Doctor of Philosophy




Dr. Peter R. Norton


The spatial control of cellular adhesion is fundamental to the development of studies of cell interaction, cellular microarrays, and cell based biosensors. The ability to pattern cell adhesion on flat substrates and in microfluidic channels is important for locating cell near microdetectors in cell based biosensor devices. Cell adhesion can be controlled by patterning a material's wettability, as cells are able to adhere to hydrophilic surface and will generally avoid hydrophobic materials.

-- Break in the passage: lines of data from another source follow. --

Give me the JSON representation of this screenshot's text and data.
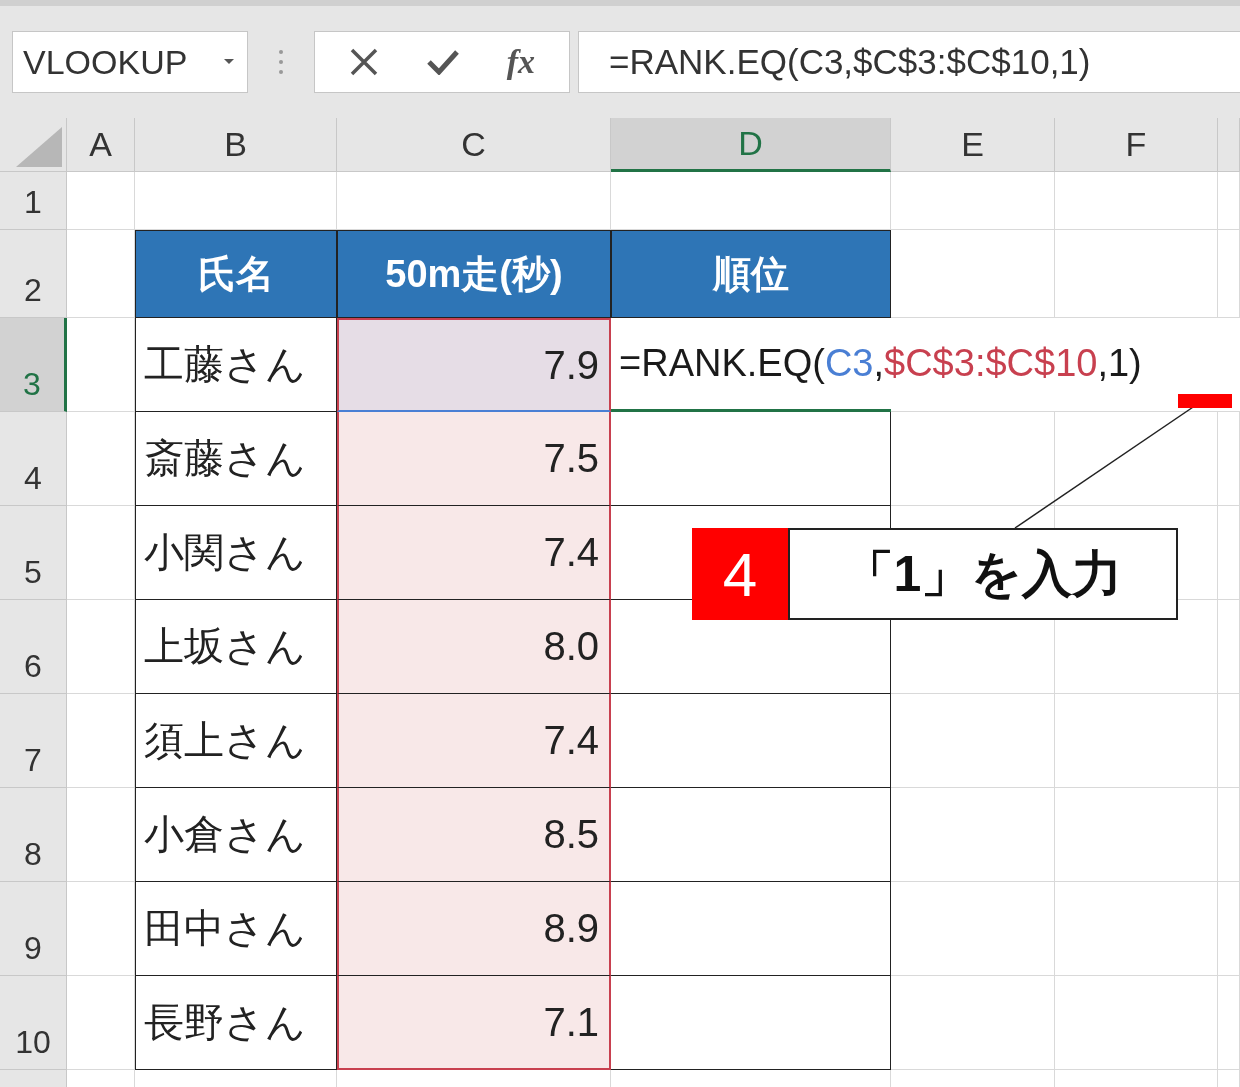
{
  "name_box": {
    "value": "VLOOKUP"
  },
  "formula_bar": {
    "function_label": "fx",
    "formula": "=RANK.EQ(C3,$C$3:$C$10,1)"
  },
  "columns": [
    {
      "label": "A",
      "selected": false
    },
    {
      "label": "B",
      "selected": false
    },
    {
      "label": "C",
      "selected": false
    },
    {
      "label": "D",
      "selected": true
    },
    {
      "label": "E",
      "selected": false
    },
    {
      "label": "F",
      "selected": false
    }
  ],
  "row_headers": [
    {
      "label": "1",
      "selected": false
    },
    {
      "label": "2",
      "selected": false
    },
    {
      "label": "3",
      "selected": true
    },
    {
      "label": "4",
      "selected": false
    },
    {
      "label": "5",
      "selected": false
    },
    {
      "label": "6",
      "selected": false
    },
    {
      "label": "7",
      "selected": false
    },
    {
      "label": "8",
      "selected": false
    },
    {
      "label": "9",
      "selected": false
    },
    {
      "label": "10",
      "selected": false
    }
  ],
  "table": {
    "columns": [
      "氏名",
      "50m走(秒)",
      "順位"
    ],
    "rows": [
      {
        "name": "工藤さん",
        "time": "7.9",
        "formula_parts": [
          {
            "text": "=RANK.EQ(",
            "color": "#1a1a1a"
          },
          {
            "text": "C3",
            "color": "#4a7fd4"
          },
          {
            "text": ",",
            "color": "#1a1a1a"
          },
          {
            "text": "$C$3:$C$10",
            "color": "#c8404f"
          },
          {
            "text": ",1)",
            "color": "#1a1a1a"
          }
        ]
      },
      {
        "name": "斎藤さん",
        "time": "7.5"
      },
      {
        "name": "小関さん",
        "time": "7.4"
      },
      {
        "name": "上坂さん",
        "time": "8.0"
      },
      {
        "name": "須上さん",
        "time": "7.4"
      },
      {
        "name": "小倉さん",
        "time": "8.5"
      },
      {
        "name": "田中さん",
        "time": "8.9"
      },
      {
        "name": "長野さん",
        "time": "7.1"
      }
    ]
  },
  "callout": {
    "step": "4",
    "text": "「1」を入力"
  }
}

This thesis focuses on patterning the surface wettability of poly(dimethylsilox-ane) (PDMS) in order to spatially control cell adhesion. The polymer is selectively modifed by the deposition of aluminum through a stencil mask in a magnetron sputtering system. After etching away the aluminum layer, a hydrophilic oxygen rich silica-like layer is exposed. This technique permits the creation of hydrophilic dots which are surrounded by the hydrophobic native PDMS. A second technique involving the use of photolithography results in a surface that can undergo hydrophobic recovery. By contrast, the selected areas covered by aluminum are protected against hydrophobic recovery. Finally, photolithography is used to selectively react a methyl terminated alkyl silane with the modified surface.

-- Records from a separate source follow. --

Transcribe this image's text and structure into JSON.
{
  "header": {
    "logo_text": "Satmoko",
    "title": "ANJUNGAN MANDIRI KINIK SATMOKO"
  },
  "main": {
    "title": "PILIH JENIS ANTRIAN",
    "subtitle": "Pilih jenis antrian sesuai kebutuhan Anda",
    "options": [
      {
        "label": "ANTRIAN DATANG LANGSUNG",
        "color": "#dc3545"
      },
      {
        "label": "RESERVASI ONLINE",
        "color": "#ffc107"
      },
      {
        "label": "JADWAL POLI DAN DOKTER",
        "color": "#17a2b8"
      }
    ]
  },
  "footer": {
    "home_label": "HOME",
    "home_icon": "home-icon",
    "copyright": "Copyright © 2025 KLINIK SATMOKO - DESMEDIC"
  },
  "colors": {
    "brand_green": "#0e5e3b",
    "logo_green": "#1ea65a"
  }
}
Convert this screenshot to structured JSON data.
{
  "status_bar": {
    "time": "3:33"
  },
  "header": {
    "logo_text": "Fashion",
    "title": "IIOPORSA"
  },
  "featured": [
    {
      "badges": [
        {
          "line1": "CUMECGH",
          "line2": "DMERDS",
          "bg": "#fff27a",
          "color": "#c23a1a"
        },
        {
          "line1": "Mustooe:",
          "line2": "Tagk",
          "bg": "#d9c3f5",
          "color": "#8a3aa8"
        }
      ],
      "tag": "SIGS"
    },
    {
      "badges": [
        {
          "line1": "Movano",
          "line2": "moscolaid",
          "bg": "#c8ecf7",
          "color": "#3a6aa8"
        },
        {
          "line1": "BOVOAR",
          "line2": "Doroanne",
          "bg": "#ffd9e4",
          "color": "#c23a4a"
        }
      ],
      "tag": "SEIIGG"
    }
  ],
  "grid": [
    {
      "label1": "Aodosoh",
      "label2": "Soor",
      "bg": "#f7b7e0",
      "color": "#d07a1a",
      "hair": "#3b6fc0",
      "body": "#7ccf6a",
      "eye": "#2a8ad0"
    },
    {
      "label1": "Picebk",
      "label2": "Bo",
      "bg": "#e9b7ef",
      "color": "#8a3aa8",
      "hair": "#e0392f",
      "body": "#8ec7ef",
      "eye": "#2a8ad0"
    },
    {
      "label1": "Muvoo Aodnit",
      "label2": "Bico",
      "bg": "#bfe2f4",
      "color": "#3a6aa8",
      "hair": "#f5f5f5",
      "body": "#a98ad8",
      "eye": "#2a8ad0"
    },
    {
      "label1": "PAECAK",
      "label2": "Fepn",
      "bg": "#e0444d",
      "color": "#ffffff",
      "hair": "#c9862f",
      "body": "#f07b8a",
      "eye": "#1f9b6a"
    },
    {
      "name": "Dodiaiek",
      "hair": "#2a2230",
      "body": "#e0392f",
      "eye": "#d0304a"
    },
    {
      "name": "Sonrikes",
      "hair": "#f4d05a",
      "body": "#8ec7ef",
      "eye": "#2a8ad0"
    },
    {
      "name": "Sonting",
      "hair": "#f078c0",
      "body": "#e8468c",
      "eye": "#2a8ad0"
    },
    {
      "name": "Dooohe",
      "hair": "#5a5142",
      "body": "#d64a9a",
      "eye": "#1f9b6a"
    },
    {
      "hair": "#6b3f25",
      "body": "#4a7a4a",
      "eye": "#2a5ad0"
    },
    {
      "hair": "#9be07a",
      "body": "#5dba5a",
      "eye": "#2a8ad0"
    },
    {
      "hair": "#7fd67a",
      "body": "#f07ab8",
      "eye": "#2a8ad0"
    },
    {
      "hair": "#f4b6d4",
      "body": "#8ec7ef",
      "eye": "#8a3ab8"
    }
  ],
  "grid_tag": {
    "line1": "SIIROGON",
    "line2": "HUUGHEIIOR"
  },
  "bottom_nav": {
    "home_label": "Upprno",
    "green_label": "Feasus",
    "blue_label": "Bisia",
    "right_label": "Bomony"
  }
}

Each surface modification was characterized by X-ray photoelectron spectros-copy, atomic force microscopy, contact angle measurements, force distance curves, cell attachment and viability tests; the effectiveness of the techniques to pattern wettability and cell adhesion was assessed. The relative adsorption of fibronectin and fibrinogen was visualized on the patterned surface. Further, the relative availability of the cell binding sites were also visualized on the surface through immunofluorescent labeling.

While all patterning methods were effective at controlling surface wettability, cells did not show any selectivity on the surfaces patterned for hydrophobic recovery. The use of an alkyl silane proved more effective, as cell attachment did show some selectivity. However, cells were able to adhere and grow on the hydrophobic silanized regions. The stencil mask patterned surfaces showed cell selectivity, with cells almost completely avoiding the native hydrophobic PDMS background.

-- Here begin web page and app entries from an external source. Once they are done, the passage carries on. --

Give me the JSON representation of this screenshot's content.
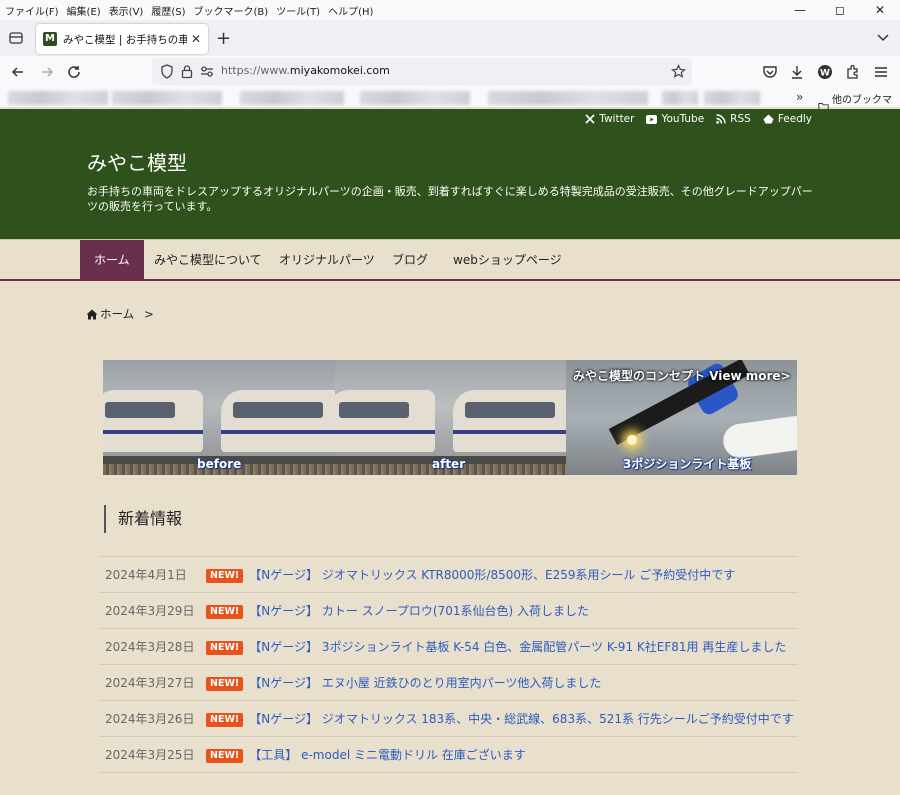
{
  "browser": {
    "menu": [
      "ファイル(F)",
      "編集(E)",
      "表示(V)",
      "履歴(S)",
      "ブックマーク(B)",
      "ツール(T)",
      "ヘルプ(H)"
    ],
    "tab_title": "みやこ模型 | お手持ちの車両をドレ",
    "tab_favicon": "M",
    "url_prefix": "https://www.",
    "url_domain": "miyakomokei.com",
    "bookmark_folder": "他のブックマーク",
    "overflow_glyph": "»"
  },
  "header": {
    "social": [
      "Twitter",
      "YouTube",
      "RSS",
      "Feedly"
    ],
    "site_title": "みやこ模型",
    "site_description": "お手持ちの車両をドレスアップするオリジナルパーツの企画・販売、到着すればすぐに楽しめる特製完成品の受注販売、その他グレードアップパーツの販売を行っています。",
    "colors": {
      "header_bg": "#2f511b",
      "nav_active": "#6b2f4e",
      "page_bg": "#e8e0cd",
      "link": "#2d5bbf",
      "new_badge": "#e8521d"
    }
  },
  "nav": [
    "ホーム",
    "みやこ模型について",
    "オリジナルパーツ",
    "ブログ",
    "webショップページ"
  ],
  "breadcrumb": {
    "label": "ホーム",
    "separator": ">"
  },
  "banner": {
    "before": "before",
    "after": "after",
    "concept": "みやこ模型のコンセプト View more>",
    "board": "3ポジションライト基板"
  },
  "news": {
    "heading": "新着情報",
    "badge": "NEW!",
    "items": [
      {
        "date": "2024年4月1日",
        "text": "【Nゲージ】 ジオマトリックス KTR8000形/8500形、E259系用シール ご予約受付中です"
      },
      {
        "date": "2024年3月29日",
        "text": "【Nゲージ】 カトー スノープロウ(701系仙台色) 入荷しました"
      },
      {
        "date": "2024年3月28日",
        "text": "【Nゲージ】 3ポジションライト基板 K-54 白色、金属配管パーツ K-91 K社EF81用 再生産しました"
      },
      {
        "date": "2024年3月27日",
        "text": "【Nゲージ】 エヌ小屋 近鉄ひのとり用室内パーツ他入荷しました"
      },
      {
        "date": "2024年3月26日",
        "text": "【Nゲージ】 ジオマトリックス 183系、中央・総武線、683系、521系 行先シールご予約受付中です"
      },
      {
        "date": "2024年3月25日",
        "text": "【工具】 e-model ミニ電動ドリル 在庫ございます"
      }
    ]
  }
}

Overall, the stencil mask patterning technique proved to be the most effective at controlling cell adhesion. Thus this surface patterning technique was integrated into reversibly and irreversible sealed microfluidic channels.